Nitric oxide can contribute to reperfusion injury when excessive amount produced during reperfusion (following a period of ischemia) reacts with superoxide to produce the damaging free radicalperoxynitrite. In contrast, inhaled nitric oxide has been shown to help survival and recovery from paraquat poisoning, which produces lung tissue damaging superoxide and hinders NOS metabolism.
In plants, nitric oxide can be produced by any of four routes: (i) nitric oxide synthase (as in animals), (ii) by plasma membrane-bound nitrate reductase, (iii) by mitochondrial electron transport chain, or (iv) by non-enzymatic reactions. It is a signaling molecule, acts mainly against oxidative stress and also plays a role in plant pathogen interactions. Treating cut flowers and other plants with nitric oxide has been shown to lengthen the time before wilting.
A biologically important reaction of nitric oxide is S-nitrosylation, the conversion of thiol groups, including cysteine residues in proteins, to form S-nitrosothiols (RSNOs). S-Nitrosylation is a mechanism for dynamic, post-translational regulation of most or all major classes of protein.
Everyone requires nitric oxide to carry out key physiological processes within the body. From a bodybuilder's perspective, nitric oxide supplementation may prove useful in increasing growth due to increases in blood flow to certain areas of the body. Signs of deficiency, on the other hand, include physical weakness and extreme fatigue. Most "nitric oxide" supplements contain the amino acid Arginine-alpha-keto-glutarate.>>

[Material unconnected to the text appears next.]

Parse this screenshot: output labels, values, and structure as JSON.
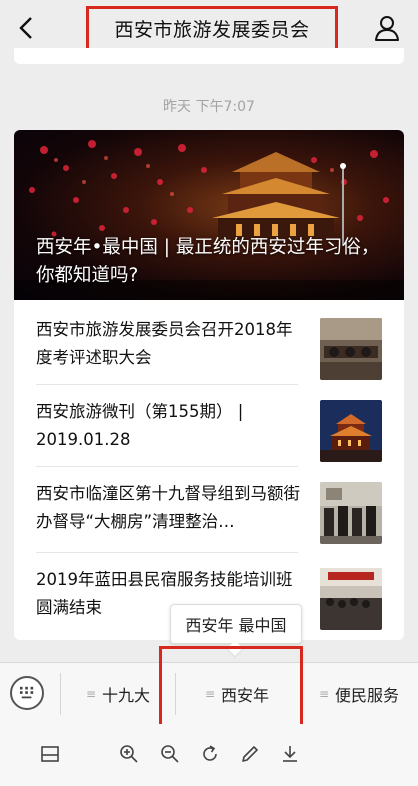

Perhaps in the presence of H2O2 or O3, the nascent oxygen reacts with NO in the body and converts it into NO2. We need NO for lowered BP and normal heart beat. So inhaling of H2O2 maybe harmful. More research needs to be done.... alternatively, we must supplement with plenty of amino acids to counteract the side effects...